The Californian University is trying to cover up the awful mess it made in 2011 during the Occupy movement.
In 2011, a police officer pepper-sprayed students protesting at UC Davis, California. He did this at close range, cynically, with no regard for what he was doing. The students were protesting peacefully, without any incidents, and the act was fully backed by the University’s leadership. Chancellor Linda Katehi said she was “deeply saddened” by the event and took “full responsibility for the incident” but absolutely refused to resign, despite massive pressure from both students and professors.
The resulting photos and videos were viewed tens of millions of times, making news all over the world. Now, she wants to eliminate the pictures (and others like it) from search results, and eliminate as many mentions as possible of herself and this entire situation, paying a company at least $175.000 for it. The expenses will be paid by the university’s communications office, which had its yearly budget increased from $3m in 2009 to $5.5m in 2015.
“It is troubling that the administration chose to spend scarce public dollars and to nearly double its PR budget when tuition soared, course offerings were slashed and California resident students were being shut out,” said Assemblyman Kevin McCarty, who chairs the Assembly Budget Subcommittee on Education Finance. “These findings just raise more questions about university priorities.”
Not only are they trying to remove negative content about them, but they also want to introduce a “surge of content with positive sentiment and off-topic subject matter” about the university. They plan to do this mostly by manipulating search results, so that when you Google “UC Davis Occupy” or “UC Davis pepper spray” you get other results. Needless to say, this is immoral and defiant in the same way the original situation was.

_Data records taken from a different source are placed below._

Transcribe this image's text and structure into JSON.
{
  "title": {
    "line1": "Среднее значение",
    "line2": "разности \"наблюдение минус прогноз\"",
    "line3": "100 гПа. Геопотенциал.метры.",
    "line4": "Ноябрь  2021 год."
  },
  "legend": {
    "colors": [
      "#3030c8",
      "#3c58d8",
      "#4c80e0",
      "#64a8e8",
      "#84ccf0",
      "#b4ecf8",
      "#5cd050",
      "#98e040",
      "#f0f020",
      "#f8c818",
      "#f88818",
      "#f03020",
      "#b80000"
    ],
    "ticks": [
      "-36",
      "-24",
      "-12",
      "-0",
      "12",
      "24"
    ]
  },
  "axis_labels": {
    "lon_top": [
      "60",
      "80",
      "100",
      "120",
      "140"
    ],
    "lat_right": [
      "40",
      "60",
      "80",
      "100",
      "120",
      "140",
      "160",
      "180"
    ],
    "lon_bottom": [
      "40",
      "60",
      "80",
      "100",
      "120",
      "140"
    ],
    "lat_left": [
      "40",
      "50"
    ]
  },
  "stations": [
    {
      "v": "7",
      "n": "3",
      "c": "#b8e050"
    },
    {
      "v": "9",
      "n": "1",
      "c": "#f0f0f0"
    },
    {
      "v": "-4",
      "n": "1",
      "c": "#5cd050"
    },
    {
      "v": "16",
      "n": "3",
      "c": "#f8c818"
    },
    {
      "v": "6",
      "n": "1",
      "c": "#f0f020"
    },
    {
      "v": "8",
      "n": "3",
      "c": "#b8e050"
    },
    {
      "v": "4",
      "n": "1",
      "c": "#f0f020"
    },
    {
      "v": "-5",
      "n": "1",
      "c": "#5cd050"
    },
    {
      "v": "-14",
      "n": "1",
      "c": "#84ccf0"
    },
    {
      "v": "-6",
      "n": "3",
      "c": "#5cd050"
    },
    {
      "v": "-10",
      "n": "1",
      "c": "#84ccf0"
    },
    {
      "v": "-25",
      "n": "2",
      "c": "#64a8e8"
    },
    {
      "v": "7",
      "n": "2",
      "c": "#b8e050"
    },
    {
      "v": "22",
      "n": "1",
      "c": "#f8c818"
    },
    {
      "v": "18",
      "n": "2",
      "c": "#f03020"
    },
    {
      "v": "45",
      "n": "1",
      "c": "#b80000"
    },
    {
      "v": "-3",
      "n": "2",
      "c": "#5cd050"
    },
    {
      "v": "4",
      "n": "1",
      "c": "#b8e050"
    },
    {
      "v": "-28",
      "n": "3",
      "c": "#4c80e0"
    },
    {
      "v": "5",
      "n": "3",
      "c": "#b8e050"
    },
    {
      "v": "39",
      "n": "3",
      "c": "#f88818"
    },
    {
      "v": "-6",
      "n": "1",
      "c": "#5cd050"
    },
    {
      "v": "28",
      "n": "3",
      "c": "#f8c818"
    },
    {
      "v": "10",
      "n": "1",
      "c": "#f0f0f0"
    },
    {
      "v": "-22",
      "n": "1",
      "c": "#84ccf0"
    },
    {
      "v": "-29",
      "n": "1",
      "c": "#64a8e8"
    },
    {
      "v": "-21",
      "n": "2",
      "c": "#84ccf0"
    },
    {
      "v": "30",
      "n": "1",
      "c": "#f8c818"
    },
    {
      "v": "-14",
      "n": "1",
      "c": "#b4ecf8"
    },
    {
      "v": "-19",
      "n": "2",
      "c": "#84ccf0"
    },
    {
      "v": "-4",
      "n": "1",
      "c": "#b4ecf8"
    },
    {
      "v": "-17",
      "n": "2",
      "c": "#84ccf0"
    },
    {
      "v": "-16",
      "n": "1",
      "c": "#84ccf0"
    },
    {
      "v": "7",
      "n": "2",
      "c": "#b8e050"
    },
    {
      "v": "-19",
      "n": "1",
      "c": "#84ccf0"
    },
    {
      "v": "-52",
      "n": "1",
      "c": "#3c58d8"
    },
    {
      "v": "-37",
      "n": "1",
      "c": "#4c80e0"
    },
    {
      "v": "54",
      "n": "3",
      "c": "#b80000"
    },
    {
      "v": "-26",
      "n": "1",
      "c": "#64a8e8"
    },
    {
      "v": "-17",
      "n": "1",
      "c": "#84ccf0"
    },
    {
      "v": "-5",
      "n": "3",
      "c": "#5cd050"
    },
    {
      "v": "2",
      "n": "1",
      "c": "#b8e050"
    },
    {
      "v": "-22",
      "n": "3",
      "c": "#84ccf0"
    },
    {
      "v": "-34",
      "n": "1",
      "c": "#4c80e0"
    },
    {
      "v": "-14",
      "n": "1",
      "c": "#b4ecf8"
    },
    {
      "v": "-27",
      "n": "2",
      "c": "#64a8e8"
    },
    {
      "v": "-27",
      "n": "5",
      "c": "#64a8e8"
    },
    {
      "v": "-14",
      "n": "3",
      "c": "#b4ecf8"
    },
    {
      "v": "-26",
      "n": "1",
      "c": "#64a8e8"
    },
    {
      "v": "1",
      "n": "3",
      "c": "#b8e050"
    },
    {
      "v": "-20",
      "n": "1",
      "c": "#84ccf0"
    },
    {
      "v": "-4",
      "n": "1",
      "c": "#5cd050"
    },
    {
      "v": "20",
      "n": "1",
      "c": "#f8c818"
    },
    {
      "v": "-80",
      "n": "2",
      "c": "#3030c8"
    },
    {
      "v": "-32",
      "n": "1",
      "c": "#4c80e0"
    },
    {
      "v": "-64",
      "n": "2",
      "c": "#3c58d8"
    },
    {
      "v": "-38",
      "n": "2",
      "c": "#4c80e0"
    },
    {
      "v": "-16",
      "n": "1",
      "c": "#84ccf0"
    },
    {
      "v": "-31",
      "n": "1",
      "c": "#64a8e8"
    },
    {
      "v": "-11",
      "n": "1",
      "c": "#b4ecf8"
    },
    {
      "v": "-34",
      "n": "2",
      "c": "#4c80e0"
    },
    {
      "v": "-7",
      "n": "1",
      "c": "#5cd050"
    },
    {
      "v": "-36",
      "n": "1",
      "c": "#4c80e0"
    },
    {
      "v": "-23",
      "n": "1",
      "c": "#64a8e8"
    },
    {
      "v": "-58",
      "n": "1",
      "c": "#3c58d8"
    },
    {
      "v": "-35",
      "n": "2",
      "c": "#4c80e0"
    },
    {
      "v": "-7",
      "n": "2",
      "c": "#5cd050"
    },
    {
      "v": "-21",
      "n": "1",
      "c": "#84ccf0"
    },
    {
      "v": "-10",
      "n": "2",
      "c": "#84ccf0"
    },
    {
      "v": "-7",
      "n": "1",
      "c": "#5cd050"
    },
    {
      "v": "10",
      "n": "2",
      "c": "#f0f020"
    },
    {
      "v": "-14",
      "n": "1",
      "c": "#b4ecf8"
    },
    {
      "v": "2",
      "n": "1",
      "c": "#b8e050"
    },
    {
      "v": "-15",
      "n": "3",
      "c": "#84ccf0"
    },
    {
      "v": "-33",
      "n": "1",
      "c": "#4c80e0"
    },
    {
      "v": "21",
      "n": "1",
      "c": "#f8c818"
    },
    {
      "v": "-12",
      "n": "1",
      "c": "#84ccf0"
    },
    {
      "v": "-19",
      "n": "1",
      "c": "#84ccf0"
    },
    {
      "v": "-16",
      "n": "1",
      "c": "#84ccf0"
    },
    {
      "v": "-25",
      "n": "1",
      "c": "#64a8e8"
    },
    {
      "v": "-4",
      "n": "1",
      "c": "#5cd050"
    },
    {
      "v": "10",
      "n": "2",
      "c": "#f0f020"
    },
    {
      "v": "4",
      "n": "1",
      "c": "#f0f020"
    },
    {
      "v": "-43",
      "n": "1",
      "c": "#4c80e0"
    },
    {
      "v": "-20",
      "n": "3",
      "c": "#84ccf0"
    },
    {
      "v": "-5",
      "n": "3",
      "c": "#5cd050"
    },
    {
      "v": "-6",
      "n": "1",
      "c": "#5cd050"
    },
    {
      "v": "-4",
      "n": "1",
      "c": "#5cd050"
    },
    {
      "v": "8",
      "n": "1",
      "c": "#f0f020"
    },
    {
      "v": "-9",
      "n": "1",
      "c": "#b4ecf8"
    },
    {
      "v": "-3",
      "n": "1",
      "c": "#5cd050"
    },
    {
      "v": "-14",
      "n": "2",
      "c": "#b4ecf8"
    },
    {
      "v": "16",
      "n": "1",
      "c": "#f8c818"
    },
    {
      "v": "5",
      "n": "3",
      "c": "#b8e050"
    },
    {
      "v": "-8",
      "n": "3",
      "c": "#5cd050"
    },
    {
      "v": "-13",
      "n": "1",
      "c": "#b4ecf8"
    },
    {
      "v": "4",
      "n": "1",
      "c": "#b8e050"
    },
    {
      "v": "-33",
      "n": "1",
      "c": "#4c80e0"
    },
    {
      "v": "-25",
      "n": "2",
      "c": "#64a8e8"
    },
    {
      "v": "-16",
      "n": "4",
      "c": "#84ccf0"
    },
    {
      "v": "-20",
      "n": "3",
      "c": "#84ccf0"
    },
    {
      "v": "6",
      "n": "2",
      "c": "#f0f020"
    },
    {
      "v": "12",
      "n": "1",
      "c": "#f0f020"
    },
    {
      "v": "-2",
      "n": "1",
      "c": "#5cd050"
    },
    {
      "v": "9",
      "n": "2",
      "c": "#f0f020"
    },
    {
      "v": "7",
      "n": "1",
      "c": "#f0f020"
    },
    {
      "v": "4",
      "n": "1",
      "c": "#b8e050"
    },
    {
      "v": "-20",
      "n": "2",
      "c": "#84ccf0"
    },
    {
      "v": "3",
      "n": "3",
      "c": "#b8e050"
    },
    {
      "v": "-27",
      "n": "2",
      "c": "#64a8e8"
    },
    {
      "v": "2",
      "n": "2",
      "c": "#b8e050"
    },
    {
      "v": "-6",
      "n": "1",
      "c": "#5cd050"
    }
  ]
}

Speaking to the Sacramento Bee and perfectly exhibiting the university’s leadership hypocrisy, spokeswoman Dana Topousis said: “We have worked to ensure that the reputation of the university, which the chancellor leads, is fairly portrayed.”
I thoroughly enjoy the fact that their campaign is already backfiring, with numerous media outlets already writing about this incident. It’s the Streissand effect coming in at full force.